(Records for processing):
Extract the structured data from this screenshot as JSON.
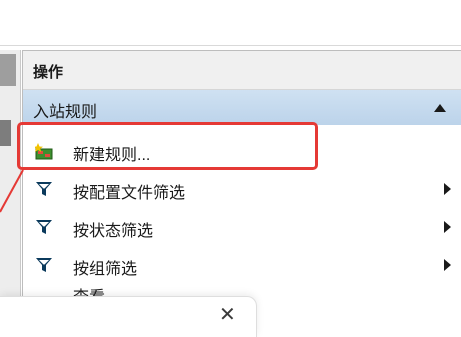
{
  "actions_panel": {
    "title": "操作",
    "section": {
      "label": "入站规则",
      "collapse_icon": "triangle-up-icon"
    },
    "items": [
      {
        "label": "新建规则...",
        "icon": "new-rule-icon",
        "has_submenu": false
      },
      {
        "label": "按配置文件筛选",
        "icon": "filter-icon",
        "has_submenu": true
      },
      {
        "label": "按状态筛选",
        "icon": "filter-icon",
        "has_submenu": true
      },
      {
        "label": "按组筛选",
        "icon": "filter-icon",
        "has_submenu": true
      }
    ],
    "partial_item_label": "查看"
  },
  "dialog": {
    "close_glyph": "✕"
  },
  "colors": {
    "highlight": "#e53935",
    "section_bar": "#c5d9ee",
    "filter_icon": "#0b3a5c"
  }
}
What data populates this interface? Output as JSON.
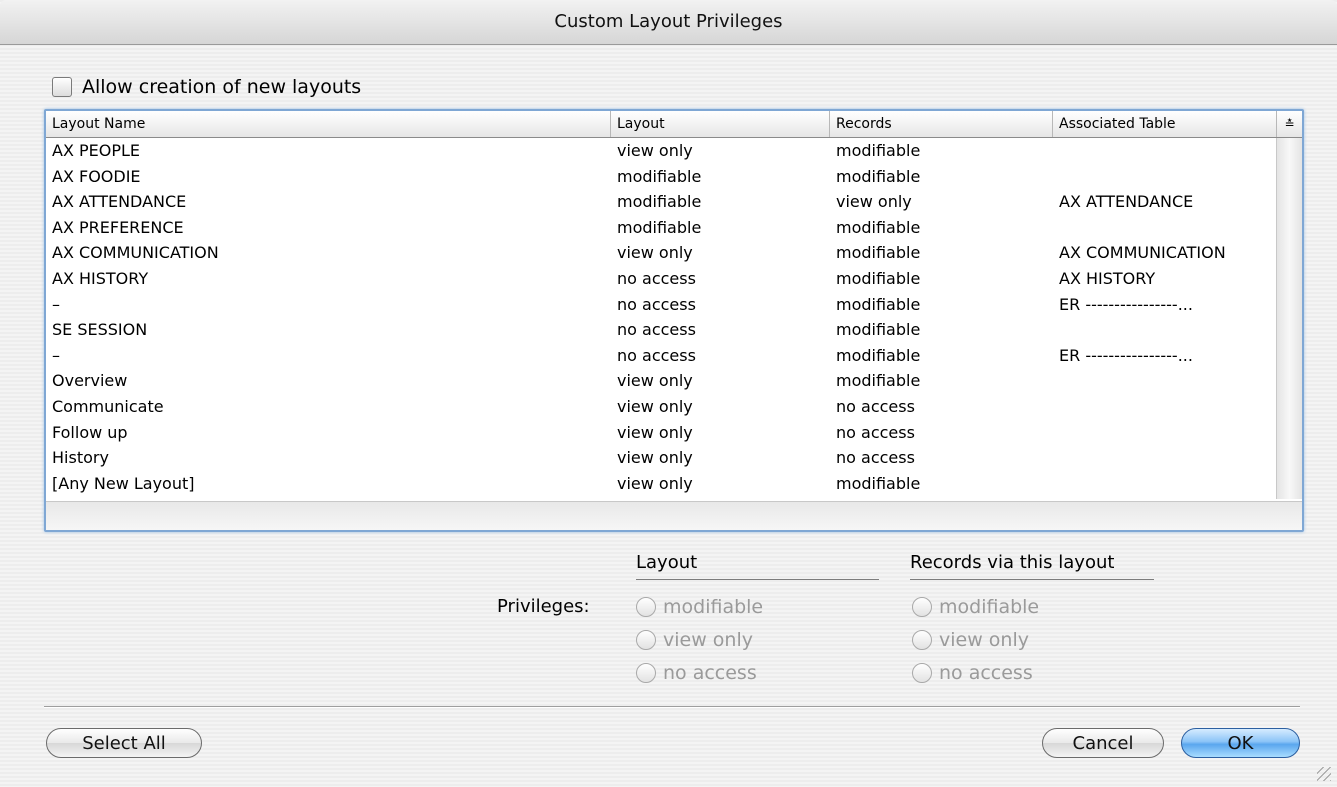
{
  "window": {
    "title": "Custom Layout Privileges"
  },
  "allow_new_layouts": {
    "label": "Allow creation of new layouts",
    "checked": false
  },
  "table": {
    "columns": [
      "Layout Name",
      "Layout",
      "Records",
      "Associated Table"
    ],
    "sort_indicator": "≛",
    "rows": [
      [
        "AX PEOPLE",
        "view only",
        "modifiable",
        ""
      ],
      [
        "AX FOODIE",
        "modifiable",
        "modifiable",
        ""
      ],
      [
        "AX ATTENDANCE",
        "modifiable",
        "view only",
        "AX ATTENDANCE"
      ],
      [
        "AX PREFERENCE",
        "modifiable",
        "modifiable",
        ""
      ],
      [
        "AX COMMUNICATION",
        "view only",
        "modifiable",
        "AX COMMUNICATION"
      ],
      [
        "AX HISTORY",
        "no access",
        "modifiable",
        "AX HISTORY"
      ],
      [
        "–",
        "no access",
        "modifiable",
        "ER ----------------..."
      ],
      [
        "SE SESSION",
        "no access",
        "modifiable",
        ""
      ],
      [
        "–",
        "no access",
        "modifiable",
        "ER ----------------..."
      ],
      [
        "Overview",
        "view only",
        "modifiable",
        ""
      ],
      [
        "Communicate",
        "view only",
        "no access",
        ""
      ],
      [
        "Follow up",
        "view only",
        "no access",
        ""
      ],
      [
        "History",
        "view only",
        "no access",
        ""
      ],
      [
        "[Any New Layout]",
        "view only",
        "modifiable",
        ""
      ]
    ]
  },
  "privileges": {
    "label": "Privileges:",
    "layout_heading": "Layout",
    "records_heading": "Records via this layout",
    "layout_options": [
      "modifiable",
      "view only",
      "no access"
    ],
    "records_options": [
      "modifiable",
      "view only",
      "no access"
    ]
  },
  "buttons": {
    "select_all": "Select All",
    "cancel": "Cancel",
    "ok": "OK"
  }
}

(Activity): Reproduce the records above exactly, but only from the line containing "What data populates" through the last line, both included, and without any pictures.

(Solution to this exercise):
What data populates this interface? Output as JSON.
{
  "window": {
    "title": "Custom Layout Privileges"
  },
  "allow_new_layouts": {
    "label": "Allow creation of new layouts",
    "checked": false
  },
  "table": {
    "columns": [
      "Layout Name",
      "Layout",
      "Records",
      "Associated Table"
    ],
    "sort_indicator": "≛",
    "rows": [
      [
        "AX PEOPLE",
        "view only",
        "modifiable",
        ""
      ],
      [
        "AX FOODIE",
        "modifiable",
        "modifiable",
        ""
      ],
      [
        "AX ATTENDANCE",
        "modifiable",
        "view only",
        "AX ATTENDANCE"
      ],
      [
        "AX PREFERENCE",
        "modifiable",
        "modifiable",
        ""
      ],
      [
        "AX COMMUNICATION",
        "view only",
        "modifiable",
        "AX COMMUNICATION"
      ],
      [
        "AX HISTORY",
        "no access",
        "modifiable",
        "AX HISTORY"
      ],
      [
        "–",
        "no access",
        "modifiable",
        "ER ----------------..."
      ],
      [
        "SE SESSION",
        "no access",
        "modifiable",
        ""
      ],
      [
        "–",
        "no access",
        "modifiable",
        "ER ----------------..."
      ],
      [
        "Overview",
        "view only",
        "modifiable",
        ""
      ],
      [
        "Communicate",
        "view only",
        "no access",
        ""
      ],
      [
        "Follow up",
        "view only",
        "no access",
        ""
      ],
      [
        "History",
        "view only",
        "no access",
        ""
      ],
      [
        "[Any New Layout]",
        "view only",
        "modifiable",
        ""
      ]
    ]
  },
  "privileges": {
    "label": "Privileges:",
    "layout_heading": "Layout",
    "records_heading": "Records via this layout",
    "layout_options": [
      "modifiable",
      "view only",
      "no access"
    ],
    "records_options": [
      "modifiable",
      "view only",
      "no access"
    ]
  },
  "buttons": {
    "select_all": "Select All",
    "cancel": "Cancel",
    "ok": "OK"
  }
}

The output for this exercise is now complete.